Home » Basti

The time traveler’s life

Here’s something I wrote in TFT about Intizar Hussain saheb’s legacy, his life, and his significance.

Intizar Hussain’s nomination for the Man Booker International Prize has finally placed him on the map of global literature, something that should have happened long ago. Intizar Sahab is Pakistan’s foremost Urdu prose writer who has retained his excellence in storytelling for decades and has also evolved in the milieu that Pakistan, the country of his choice, provided him.

There are many sides to Hussain: storyteller, journalist, public intellectual and mentor to many a writer. His wide-ranging oeuvre – novels and short stories, columns and memoirs – chronicles the unresolved questions of identity, location and migration. Hussain’s novel ‘ Basti‘, epitomizes the conflicts and contradictions of human existence that Intizar Hussain has pursued throughout his long literary career.

Article Box
With Raza RumiWith Raza Rumi
Article Box

Hussain was born in 1923 in the village of Dibai, located in Uttar Pradesh. His early years gave him an exposure to the classical literatures of Arabic and Persian, leading to his exploration of The Arabian Nights, among other tales; and the work has had no small part in making him a modern avatar of the dastaan go (traditional storyteller) of yore. Hussain completed his education in Meerut and by the time he had finished his Masters degree, the partition of India had broken storm-like and left him unsettled. Thus began a never-ending process of Hijrat (‘Migration’ in the Islamic sense) that is the underlying current in much of Hussain’s creative imaginings, eventually growing into a universal metaphor for the human condition. Hussain has explored this experience from every angle, including the famed Hijrat of Prophet Muhammad (PBUH) from Mecca to Medina.

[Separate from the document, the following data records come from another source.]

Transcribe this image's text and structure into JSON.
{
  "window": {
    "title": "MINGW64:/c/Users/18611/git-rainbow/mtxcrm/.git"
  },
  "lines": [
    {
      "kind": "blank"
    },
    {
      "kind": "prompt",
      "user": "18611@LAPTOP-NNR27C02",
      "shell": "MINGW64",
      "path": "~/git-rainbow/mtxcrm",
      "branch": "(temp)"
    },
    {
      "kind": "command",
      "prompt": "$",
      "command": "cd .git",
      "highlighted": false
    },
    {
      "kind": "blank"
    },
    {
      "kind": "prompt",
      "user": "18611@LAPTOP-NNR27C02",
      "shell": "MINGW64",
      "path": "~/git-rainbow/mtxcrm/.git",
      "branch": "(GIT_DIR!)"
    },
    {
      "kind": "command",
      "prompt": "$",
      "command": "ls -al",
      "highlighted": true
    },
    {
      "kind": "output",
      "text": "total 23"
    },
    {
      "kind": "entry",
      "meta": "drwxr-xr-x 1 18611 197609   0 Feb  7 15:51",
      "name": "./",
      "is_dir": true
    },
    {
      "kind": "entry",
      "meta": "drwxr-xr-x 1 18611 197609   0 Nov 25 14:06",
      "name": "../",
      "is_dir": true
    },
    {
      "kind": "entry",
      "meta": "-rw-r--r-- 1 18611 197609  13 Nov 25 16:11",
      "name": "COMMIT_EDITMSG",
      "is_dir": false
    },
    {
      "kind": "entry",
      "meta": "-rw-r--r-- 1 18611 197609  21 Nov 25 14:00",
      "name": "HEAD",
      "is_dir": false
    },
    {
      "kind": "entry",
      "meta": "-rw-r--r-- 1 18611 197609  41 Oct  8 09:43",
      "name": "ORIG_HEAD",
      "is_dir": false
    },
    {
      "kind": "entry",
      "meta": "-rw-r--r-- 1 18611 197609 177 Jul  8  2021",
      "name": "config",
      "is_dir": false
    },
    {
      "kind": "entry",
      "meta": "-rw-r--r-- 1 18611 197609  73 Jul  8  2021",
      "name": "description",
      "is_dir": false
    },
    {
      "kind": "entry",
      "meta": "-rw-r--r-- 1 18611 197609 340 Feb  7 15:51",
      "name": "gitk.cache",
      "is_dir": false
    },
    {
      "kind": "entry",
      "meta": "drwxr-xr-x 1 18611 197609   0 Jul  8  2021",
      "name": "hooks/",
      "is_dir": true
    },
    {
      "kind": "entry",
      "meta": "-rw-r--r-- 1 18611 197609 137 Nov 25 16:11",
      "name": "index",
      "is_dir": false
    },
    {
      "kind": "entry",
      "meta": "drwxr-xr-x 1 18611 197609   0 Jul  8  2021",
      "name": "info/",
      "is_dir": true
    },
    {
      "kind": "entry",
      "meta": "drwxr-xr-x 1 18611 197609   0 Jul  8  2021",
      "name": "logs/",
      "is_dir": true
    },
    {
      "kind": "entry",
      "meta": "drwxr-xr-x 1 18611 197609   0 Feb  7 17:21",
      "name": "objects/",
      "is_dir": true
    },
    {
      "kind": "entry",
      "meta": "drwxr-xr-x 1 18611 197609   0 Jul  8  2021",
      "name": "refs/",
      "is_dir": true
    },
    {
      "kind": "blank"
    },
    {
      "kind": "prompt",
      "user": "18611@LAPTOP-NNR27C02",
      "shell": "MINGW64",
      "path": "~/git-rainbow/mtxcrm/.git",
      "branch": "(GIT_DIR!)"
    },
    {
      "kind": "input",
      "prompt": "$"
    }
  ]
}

Displacement & Discontent – Basti by Intizar Husain


THE publication of Basti’s translation is an important literary milestone. The author, Intizar Husain, is perhaps the greatest living Urdu writer and his genius rightly deserves a wider audience than just readers of Urdu or Hindi fiction. Intizar Sahib’s stories have been translated earlier and they showcased his taut, lyrical, hauntingly evocative prose to those who were not familiar with the world of Urdu. However, the novel as a genre and as a kaleidoscope of society conveys a discreet vision of the world. This is why Basti’s publication by New York Review Books is a landmark with respect to globalising the beauty and intricacy of Urdu literature.Basti

Earlier, Qurratulain Hyder had translated her own novels (Aag ka Darya and Aakhir-i-Shab ke Hamsafar among others); her many admirers had been quick to point out that in the English translations she had been unfair, above all, to herself. The original Urdu novels are far more majestic than their translations. Except a few other novels, such as Abdullah Hussain’s Weary Generations (Udas Naslain), there is little that the world knows about Urdu literature. The Urdu short story has had a better deal in terms of translations, but the Urdu novel has largely been ignored.

Basti, at the outset, is the tale of a reminiscing Zakir, the novel’s protagonist who is a professor of history and a migrant to his new homeland from across the border. The novel primarily relates the various stages of his life.

Zakir lives in a dynamic, conflictual and contradictory world. There is no Hardyesque feeling of an individual pitted against the larger forces at work. Instead, throughout the novel, there are threads of nostalgia, displacement and ruptured continuities. The Partition of India in 1947 is the centre of the novel’s sombre, impressionistic landscape. That year turns everything topsy-turvy, and more so, it transforms the fate of the basti (settlement). Unlike other Partition literature, Basti avoids direct, graphic reportage on the psychological and physical violence inherent to Partition. The political chaos at one level is also interiorised by Zakir. There is, then, an intense feeling of alienation and emptiness that Zakir, as a migrant in a new country, feels. It should be remembered that Husain, now considered a torchbearer of progressive thought in Urdu language and literature, was never a firebrand revolutionary in the way that other luminaries in Urdu are known as. In fact, Zakir’s ambivalence towards politics and resistance is partly reflective of Intizar Sahib’s ideological moorings in the new discourse on jadeediyat or modernism.

Basti was criticised when it was first published in Urdu. Critics, often driven by ideological imperatives, considered it to be a lesser novel for its evident refusal to apportion blame or affix responsibility. However, the novel has proved to be a formidable work of art. Almost like “rocks beneath” (to borrow a phrase from Emily Bronte), it is a narrative that is neither noisy, nor voluminous or polemical. Its melancholy mood, layered plot and composite portrayal of human emotion ensure its timelessness and universal appeal. […]

March 6th, 2013|books, India-Pakistan History, Pakistan, published in DAWN|1 Comment